Have you ever attacked the Plain Doll in the Hunter's Dream? Notice that she bleeds too. Also note that she will care for you as a "child" if you complete the "good ending." Add that to the speculation above about women, blood, and childbirth, if you dare.

But let's also dwell on what the Doll adds in terms of Gothic conventions. The Doll is uncanny. She looks human, but it's clear from her dialog and strange, stilted mannerisms that she is an automaton of some kind given "life" by the Hunter's Dream. As such, she represents Freud's ideas of the unheimlich; since she blurs the line between animate life and inanimate object, she becomes an alien, disquieting figure. The Doll functions a lot like the statue in Thomas Hardy's "Barbara of the House of Grebe": she becomes the uncanny, material substitute for the kind of safety that is craved in its real, human absence. Of course, you'll eventually realize that despite not being human she's easily one of the more safe and secure characters you'll meet in the game. Except...take a look at the color of her blood again. What other creatures have that color of blood in the game? Best not think on that too much, good hunter.

The Present is Haunted by the Past
When Hamlet's father tells him that "the time is out of joint," he essentially codified the most important convention of Gothic literature: something horrible happened in the past and the reverberations from that event continue to haunt the present. The idea of haunting is central to the first Gothic novel, Horace Walpole's The Castle of Otranto: the usurpation of the throne generations ago has resulted in both a tyrant acting as prince and the intrusion of specters from the past into the present. The fictions that followed Walpole's Gothic mode applied that convention as a tenet of faith.
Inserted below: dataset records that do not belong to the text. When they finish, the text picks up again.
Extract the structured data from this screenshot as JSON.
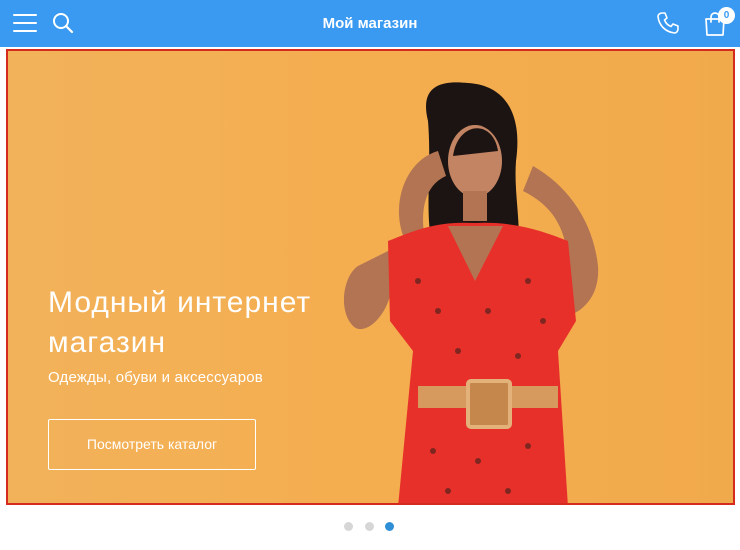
{
  "header": {
    "title": "Мой магазин",
    "cart_count": "0",
    "icons": [
      "menu-icon",
      "search-icon",
      "phone-icon",
      "cart-icon"
    ],
    "background_color": "#3a9af2"
  },
  "hero": {
    "heading": "Модный интернет магазин",
    "subtitle": "Одежды, обуви и аксессуаров",
    "button_label": "Посмотреть каталог",
    "background_color": "#f2b25a"
  },
  "slider": {
    "slide_count": 3,
    "active_index": 2,
    "active_color": "#2f8fd6",
    "inactive_color": "#d6d6d6"
  }
}
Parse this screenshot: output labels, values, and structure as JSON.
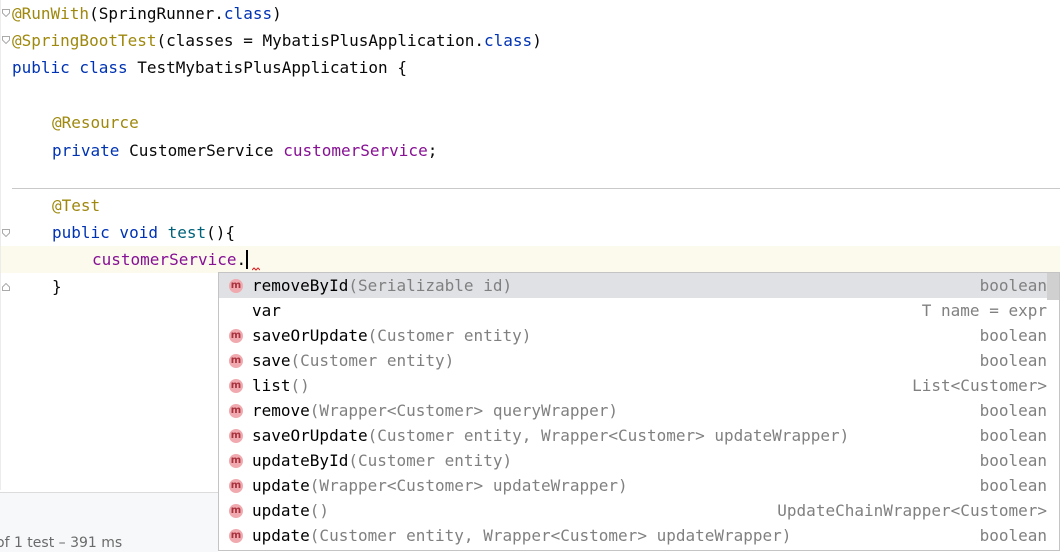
{
  "code": {
    "line1": {
      "ann": "@RunWith",
      "rest_open": "(SpringRunner.",
      "kw": "class",
      "rest_close": ")"
    },
    "line2": {
      "ann": "@SpringBootTest",
      "rest_open": "(classes = MybatisPlusApplication.",
      "kw": "class",
      "rest_close": ")"
    },
    "line3": {
      "kw": "public class",
      "name": " TestMybatisPlusApplication {"
    },
    "line5": {
      "ann": "@Resource"
    },
    "line6": {
      "kw": "private",
      "type": " CustomerService ",
      "field": "customerService",
      "end": ";"
    },
    "line8": {
      "ann": "@Test"
    },
    "line9": {
      "kw": "public void",
      "fn": " test",
      "end": "(){"
    },
    "line10": {
      "field": "customerService",
      "dot": "."
    },
    "line11": {
      "brace": "}"
    }
  },
  "status": {
    "text": "of 1 test – 391 ms"
  },
  "completion": {
    "items": [
      {
        "icon": "m",
        "name": "removeById",
        "params": "(Serializable id)",
        "type": "boolean",
        "selected": true
      },
      {
        "icon": "",
        "name": "var",
        "params": "",
        "type": "T name = expr"
      },
      {
        "icon": "m",
        "name": "saveOrUpdate",
        "params": "(Customer entity)",
        "type": "boolean"
      },
      {
        "icon": "m",
        "name": "save",
        "params": "(Customer entity)",
        "type": "boolean"
      },
      {
        "icon": "m",
        "name": "list",
        "params": "()",
        "type": "List<Customer>"
      },
      {
        "icon": "m",
        "name": "remove",
        "params": "(Wrapper<Customer> queryWrapper)",
        "type": "boolean"
      },
      {
        "icon": "m",
        "name": "saveOrUpdate",
        "params": "(Customer entity, Wrapper<Customer> updateWrapper)",
        "type": "boolean"
      },
      {
        "icon": "m",
        "name": "updateById",
        "params": "(Customer entity)",
        "type": "boolean"
      },
      {
        "icon": "m",
        "name": "update",
        "params": "(Wrapper<Customer> updateWrapper)",
        "type": "boolean"
      },
      {
        "icon": "m",
        "name": "update",
        "params": "()",
        "type": "UpdateChainWrapper<Customer>"
      },
      {
        "icon": "m",
        "name": "update",
        "params": "(Customer entity, Wrapper<Customer> updateWrapper)",
        "type": "boolean"
      }
    ]
  },
  "colors": {
    "annotation": "#9e880d",
    "keyword": "#0033b3",
    "field": "#871094",
    "method_icon": "#f0a9ae"
  }
}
Your character in Bloodborne similarly finds themselves encountering the troubling echoes of the misdeeds of the past. Why else would your experience points in this game be called "blood echoes"? Of course, you act as a hunter of monsters, dispatching both the transformed residents of Yharnam and the Great Ones who have been beckoned from across the cosmos, but you're forced into that role because of the actions taken by the Healing Church, the Byrgenwerth scholars, and the various hunters of the past generations. In fact, once the night of the hunt begins it's clear that time has stopped working in a linear sense--you meet characters who are long-dead or are otherwise trapped in the Hunter's Dream. One of the endings lets the break the cycle of repeating the past, but the other two keep you firmly within the cycle of disjointed time. The great irony of Bloodborne is that descending into the past to solve the riddle of what went wrong literally makes you part of the problem: if horrors were unleashed by the scholars of Byrgenwerth and the tomb prospectors when they explored the ruins of the ancient Pthumerian civilization, you merely extend the circular nightmare by delving into the history of those explorations.